We are children of Abraham by faith; we are called to be a blessing. We like to think that our call to blessing means we can be nice to everybody, all the time, and we’re wrong. That’s just wishing to live in a world that doesn’t exist. It is pretending that you can love sheep and never raise your hand to a wolf. That may be true for a while, but only as long as there aren’t any wolves around. When the wolves come, the shepherds fight. And the people who professed to love sheep, but “don’t want to get involved” as the wolves feast, are revealed for what they are: hypocrites, cowards, sentimentalists addicted to an insipid niceness that’s a poor substitute for love.
In Englewood, Christians stand at that crossroads. The situation will be sharpest for the voters of District 3, but the whole city is deeply affected, and city-wide discussion is appropriate. In late August, the city will mail out ballots asking whether to recall Council Member Laurett Barrentine. The voters of District 3 will have to decide on one of three responses: yes, no, or refuse to answer.
Let’s talk first about refusing to answer. In our democratic republic, all voters are bound by the challenge to civil magistrates to function as “God’s servant for good” (Romans 13:4). When a police officer ignores a bank robber, preferring to “not get involved” in such messy business, we all see this for what it is: willful desertion of his duty. When a matter comes to a vote, voters are in the same position. By God’s good providence, they are involved. (That doesn’t mean abstention is never the right thing to do, but a voter need a reason to abstain, just as he needs a reason to vote yes or no. No one gets to wash their hands, Pilate-like, and pretend that somehow absolves them of responsibility.)
Moving beyond futile attempts to remain loftily above the fray, let’s talk about voting yes or no. The charges against Barrentine are serious and well-founded. She has habitually sowed conflict and division in the city, in order to champion one side against the other for her own private advantage. This is something that God hates (Proverbs 6:19), and Christians are required to oppose it. She has used her position of power to falsely accuse those who help our poorest and most vulnerable citizens–and this while claiming the name of Christ. In that respect she is precisely what the Pharisees were, and Jesus would be at war with her, as He was with them. She has spread gossip and lies about various city employees, accusing them of incompetence, criminal negligence, and conspiracy. It has gotten so bad that a number of valuable employees have sought employment elsewhere. Proverbs tells us exactly what to do about this: cast out the scorner, and the strife will cease.
You can review the evidence for those claims at (www.englewoodrecall.com); I’m not going to rehash it all here. The point for our purposes is that if the claims in the above paragraph are true (and they are), every Christian in District 3 should vote to recall Barrentine, and should do so because they are Christians.

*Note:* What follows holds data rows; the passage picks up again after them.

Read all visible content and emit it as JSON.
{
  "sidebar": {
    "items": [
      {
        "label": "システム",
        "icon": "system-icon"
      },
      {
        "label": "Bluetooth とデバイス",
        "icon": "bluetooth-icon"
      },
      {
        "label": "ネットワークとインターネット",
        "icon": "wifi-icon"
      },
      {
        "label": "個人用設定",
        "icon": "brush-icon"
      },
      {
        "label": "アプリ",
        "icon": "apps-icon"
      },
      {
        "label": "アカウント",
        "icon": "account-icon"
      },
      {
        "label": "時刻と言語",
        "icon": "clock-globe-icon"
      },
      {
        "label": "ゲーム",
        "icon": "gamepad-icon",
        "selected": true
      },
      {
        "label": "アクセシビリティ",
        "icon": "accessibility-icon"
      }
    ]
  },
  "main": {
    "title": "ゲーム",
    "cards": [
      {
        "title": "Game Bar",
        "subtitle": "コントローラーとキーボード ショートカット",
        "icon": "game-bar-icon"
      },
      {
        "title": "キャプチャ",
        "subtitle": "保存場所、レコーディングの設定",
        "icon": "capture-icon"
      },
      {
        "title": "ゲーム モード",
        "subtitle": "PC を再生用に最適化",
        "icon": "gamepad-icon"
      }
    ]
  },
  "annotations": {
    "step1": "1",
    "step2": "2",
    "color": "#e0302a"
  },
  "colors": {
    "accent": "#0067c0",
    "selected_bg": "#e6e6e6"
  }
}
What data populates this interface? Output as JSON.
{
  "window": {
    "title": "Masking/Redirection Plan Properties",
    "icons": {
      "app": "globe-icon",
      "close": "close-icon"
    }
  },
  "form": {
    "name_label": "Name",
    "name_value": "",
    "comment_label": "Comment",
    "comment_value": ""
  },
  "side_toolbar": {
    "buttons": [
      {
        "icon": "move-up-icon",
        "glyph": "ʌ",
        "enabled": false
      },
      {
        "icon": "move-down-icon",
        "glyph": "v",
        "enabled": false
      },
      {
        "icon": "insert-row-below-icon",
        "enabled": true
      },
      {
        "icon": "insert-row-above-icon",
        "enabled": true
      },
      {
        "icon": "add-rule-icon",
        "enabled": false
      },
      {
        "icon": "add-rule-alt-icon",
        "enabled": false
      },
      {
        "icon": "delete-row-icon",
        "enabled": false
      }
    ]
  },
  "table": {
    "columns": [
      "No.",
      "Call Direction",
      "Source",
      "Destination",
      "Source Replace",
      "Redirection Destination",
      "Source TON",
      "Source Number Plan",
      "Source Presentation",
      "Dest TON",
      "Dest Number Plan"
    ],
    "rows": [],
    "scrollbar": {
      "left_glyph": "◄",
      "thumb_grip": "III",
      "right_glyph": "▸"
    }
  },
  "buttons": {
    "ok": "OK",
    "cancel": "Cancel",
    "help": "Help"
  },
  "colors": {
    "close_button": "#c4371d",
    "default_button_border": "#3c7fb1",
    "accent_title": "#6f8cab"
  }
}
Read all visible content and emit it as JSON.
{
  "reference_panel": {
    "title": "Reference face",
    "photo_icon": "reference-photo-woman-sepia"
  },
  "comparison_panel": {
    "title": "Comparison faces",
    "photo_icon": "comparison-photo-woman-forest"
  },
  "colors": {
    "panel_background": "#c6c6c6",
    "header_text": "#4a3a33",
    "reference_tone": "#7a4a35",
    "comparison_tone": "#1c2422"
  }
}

There is simply no Christian way to vote “no” without concluding that the claims are not true, or that there’s insufficient evidence to support them. (Given Barrentine’s talent for deception, a good Christian could mistakenly vote against the recall. I am saying that it would be a mistake, and a pretty serious failure of discernment at that.)
But the point for our purposes today is that a Christian voter has an obligation at this point to review the evidence, and having examined the evidence, to get involved. This is the kind of controversy where Christians should take a very public stand. Let me tell you how I came to that conclusion.
What Would Jesus Do?
“What would Jesus do?” can be a hard question to answer. Jesus regularly surprised everyone, even the disciples who knew Him best and walked with Him for three years.
Jesus didn’t treat everyone the same; He knew that He had different responsibilities upward, toward God, inward, toward God’s people, and outward, toward the world. He was also called to fulfill three very different roles: priest, king, and prophet. Jesus calls us to follow Him, to live our lives by the patterns He set. Since He’s not fulfilling only one role, there’s never just one answer. In any given situation, there’s a priestly response, a kingly response, and a prophetic response; we have to ask what God is calling us to do in that particular situation.
The priestly response is to bless, despite everything, and that is where we started. My allies and I have been working hard to bless our city for years now, both on our own and in coordination with others who want to help. We now find the people we are pastorally responsible for being injured by a wolf in our midst. At that point, I felt compelled to do something more direct.
We moved next to a prophetic response. We challenged the lies, gossip, and hypocrisy directly, naming the sins for what they were in multiple city council meetings. That was not fun, and we had to defend the necessity of it to many of our friends and allies, who hadn’t ever seen that side of us before. (Our earlier essay, “Speaking with an Edge: The Biblical Case for Hard Words,” laid out the case for doing what we did there.) Barrentine did not respond well to the rebuke and doubled down on her ugly behavior.
Unfortunately, that makes it necessary for the people of Englewood to recall her. Supporting that recall effort by talking with people, writing, putting out yard signs, and every other way I can–that’s the kingly response. I am doing that, and I am doing it because Jesus requires it of me.
This is not something like a municipal bond issue, where good Christians can legitimately be on either side of the issue. There is no Christian way of approaching this issue that leads to the conclusion “vote to keep the wolf in office.” And if you live in District 3, you can no longer avoid the question except by willfully abdicating.